### Task requirements
From the entries below, return every line that includes the word "verified".

[Records from a data collection]
▼▼▼
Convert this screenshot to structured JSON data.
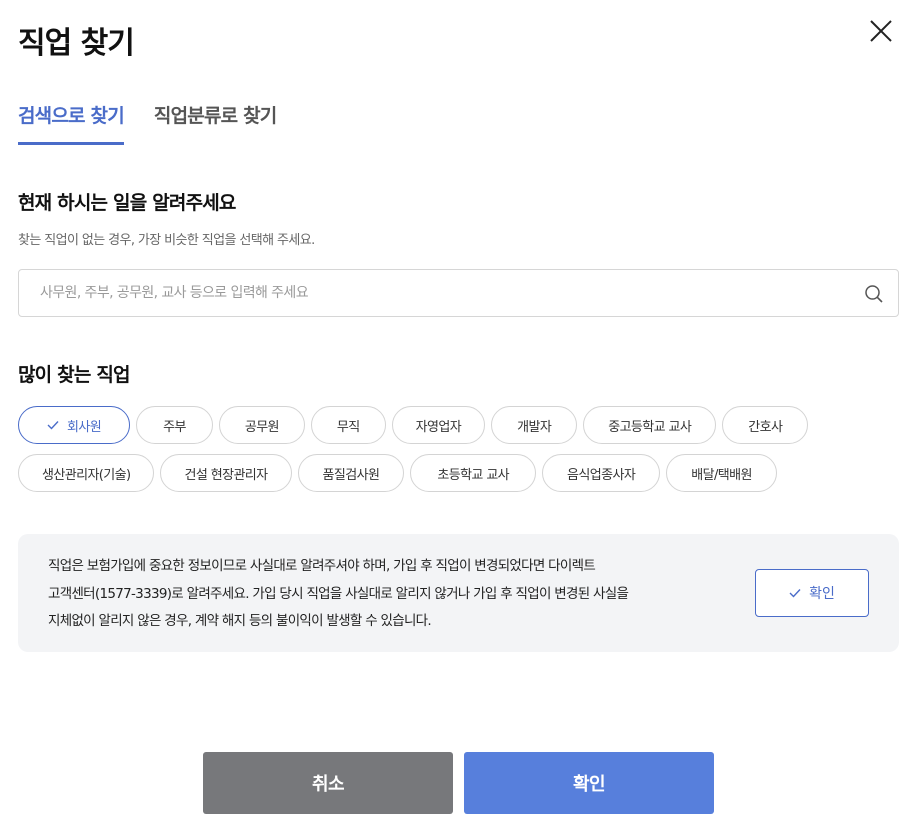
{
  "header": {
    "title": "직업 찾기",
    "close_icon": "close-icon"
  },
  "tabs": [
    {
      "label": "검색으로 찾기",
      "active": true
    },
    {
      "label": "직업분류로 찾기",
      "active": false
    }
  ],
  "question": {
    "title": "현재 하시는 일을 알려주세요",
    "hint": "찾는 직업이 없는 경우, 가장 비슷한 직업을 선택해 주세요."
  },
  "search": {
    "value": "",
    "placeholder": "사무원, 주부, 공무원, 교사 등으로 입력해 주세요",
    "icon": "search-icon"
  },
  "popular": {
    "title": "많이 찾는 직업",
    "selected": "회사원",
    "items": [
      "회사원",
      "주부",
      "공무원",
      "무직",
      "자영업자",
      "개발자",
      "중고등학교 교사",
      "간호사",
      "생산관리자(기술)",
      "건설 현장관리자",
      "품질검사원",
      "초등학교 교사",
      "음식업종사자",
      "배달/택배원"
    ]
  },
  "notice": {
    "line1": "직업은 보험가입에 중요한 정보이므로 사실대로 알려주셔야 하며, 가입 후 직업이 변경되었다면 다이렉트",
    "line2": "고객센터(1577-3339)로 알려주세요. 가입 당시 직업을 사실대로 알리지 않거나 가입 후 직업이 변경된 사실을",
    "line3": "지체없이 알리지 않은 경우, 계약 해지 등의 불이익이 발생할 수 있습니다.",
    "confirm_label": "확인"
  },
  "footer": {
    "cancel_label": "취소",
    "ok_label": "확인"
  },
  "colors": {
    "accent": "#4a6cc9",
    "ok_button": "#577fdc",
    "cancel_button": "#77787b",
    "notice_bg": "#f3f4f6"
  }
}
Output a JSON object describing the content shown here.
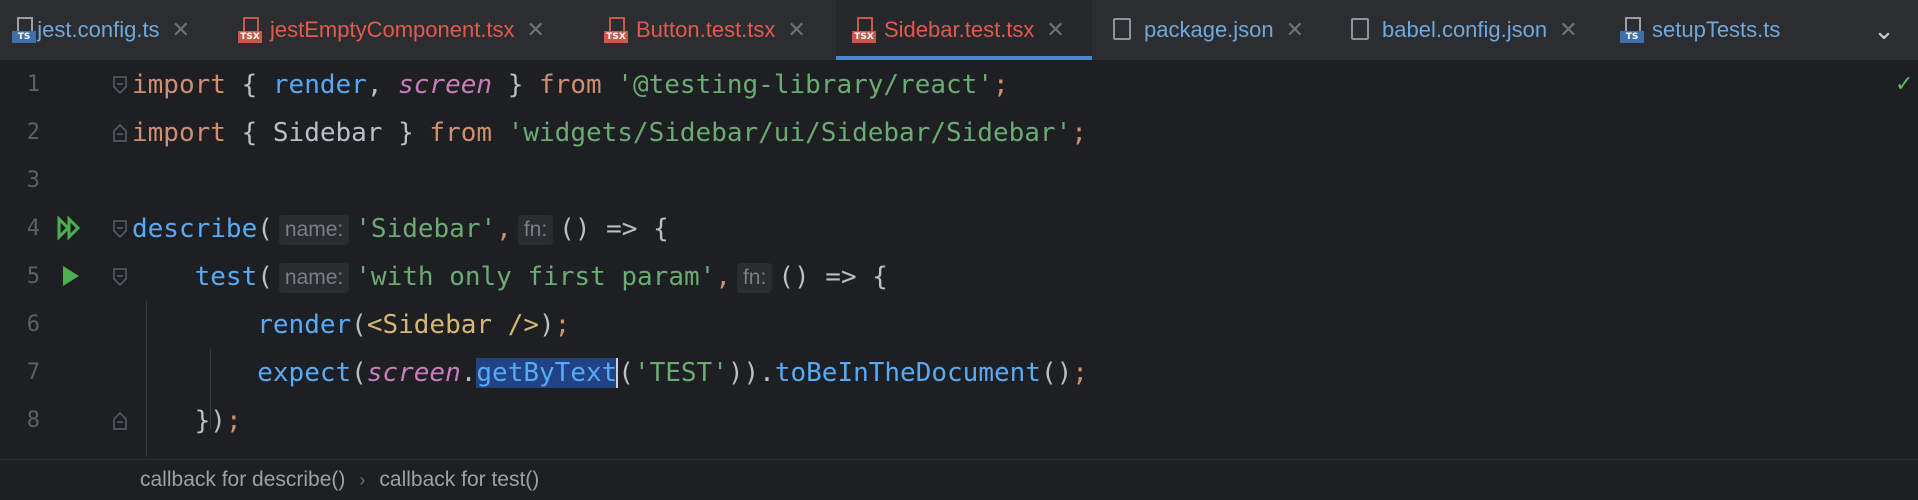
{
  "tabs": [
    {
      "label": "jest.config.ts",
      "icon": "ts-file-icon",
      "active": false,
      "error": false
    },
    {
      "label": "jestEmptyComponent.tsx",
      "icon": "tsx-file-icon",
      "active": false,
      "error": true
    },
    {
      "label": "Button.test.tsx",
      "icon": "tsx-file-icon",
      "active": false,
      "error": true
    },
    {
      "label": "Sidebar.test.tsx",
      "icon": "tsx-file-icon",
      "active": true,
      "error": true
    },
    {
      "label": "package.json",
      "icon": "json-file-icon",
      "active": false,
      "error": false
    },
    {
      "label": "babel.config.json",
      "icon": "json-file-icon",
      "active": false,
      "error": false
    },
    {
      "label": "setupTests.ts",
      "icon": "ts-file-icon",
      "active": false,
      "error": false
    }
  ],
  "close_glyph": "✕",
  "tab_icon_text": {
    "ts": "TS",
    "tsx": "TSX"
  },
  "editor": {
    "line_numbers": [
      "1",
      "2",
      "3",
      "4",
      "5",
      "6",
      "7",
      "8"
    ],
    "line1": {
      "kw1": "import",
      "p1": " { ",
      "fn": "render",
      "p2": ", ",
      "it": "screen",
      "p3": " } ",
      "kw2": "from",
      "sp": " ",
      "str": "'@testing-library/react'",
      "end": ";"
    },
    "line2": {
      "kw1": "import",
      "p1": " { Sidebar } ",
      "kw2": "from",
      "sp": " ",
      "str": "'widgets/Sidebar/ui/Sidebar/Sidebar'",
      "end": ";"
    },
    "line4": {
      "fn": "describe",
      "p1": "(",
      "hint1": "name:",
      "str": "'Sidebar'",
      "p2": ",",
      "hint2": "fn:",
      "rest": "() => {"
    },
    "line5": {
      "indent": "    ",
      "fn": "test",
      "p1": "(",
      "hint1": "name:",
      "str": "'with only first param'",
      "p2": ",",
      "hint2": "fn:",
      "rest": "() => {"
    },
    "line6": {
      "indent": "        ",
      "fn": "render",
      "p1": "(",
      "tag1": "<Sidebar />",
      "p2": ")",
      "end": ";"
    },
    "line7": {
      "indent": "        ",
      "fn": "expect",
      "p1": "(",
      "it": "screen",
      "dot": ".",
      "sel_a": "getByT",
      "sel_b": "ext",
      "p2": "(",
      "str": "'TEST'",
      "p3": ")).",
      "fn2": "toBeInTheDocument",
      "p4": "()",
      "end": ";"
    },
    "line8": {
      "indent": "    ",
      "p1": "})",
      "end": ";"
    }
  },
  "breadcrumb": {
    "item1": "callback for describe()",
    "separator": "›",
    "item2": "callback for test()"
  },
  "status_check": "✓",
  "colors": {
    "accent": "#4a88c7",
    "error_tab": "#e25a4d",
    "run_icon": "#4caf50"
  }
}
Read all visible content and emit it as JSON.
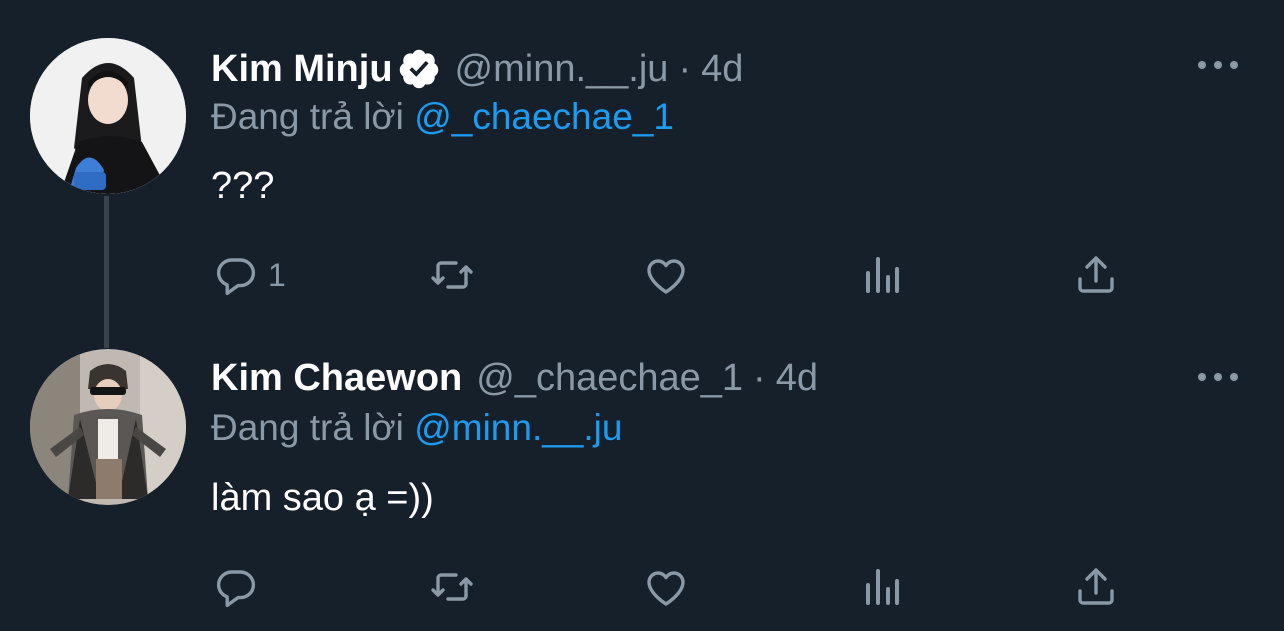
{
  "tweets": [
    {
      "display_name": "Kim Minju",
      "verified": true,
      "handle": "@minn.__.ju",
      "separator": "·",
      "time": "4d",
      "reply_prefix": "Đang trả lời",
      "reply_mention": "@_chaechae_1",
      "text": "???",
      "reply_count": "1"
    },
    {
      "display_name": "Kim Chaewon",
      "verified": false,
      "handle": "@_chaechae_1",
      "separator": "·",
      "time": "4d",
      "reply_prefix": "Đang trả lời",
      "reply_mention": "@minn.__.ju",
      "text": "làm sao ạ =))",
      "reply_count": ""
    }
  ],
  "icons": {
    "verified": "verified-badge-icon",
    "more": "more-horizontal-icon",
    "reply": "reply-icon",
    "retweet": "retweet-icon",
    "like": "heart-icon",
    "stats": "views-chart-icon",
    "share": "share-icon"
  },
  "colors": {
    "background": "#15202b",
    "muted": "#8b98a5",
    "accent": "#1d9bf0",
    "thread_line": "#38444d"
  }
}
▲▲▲
### Reply to the task
      "verified": true,
      "verified": false,
    "verified": "verified-badge-icon",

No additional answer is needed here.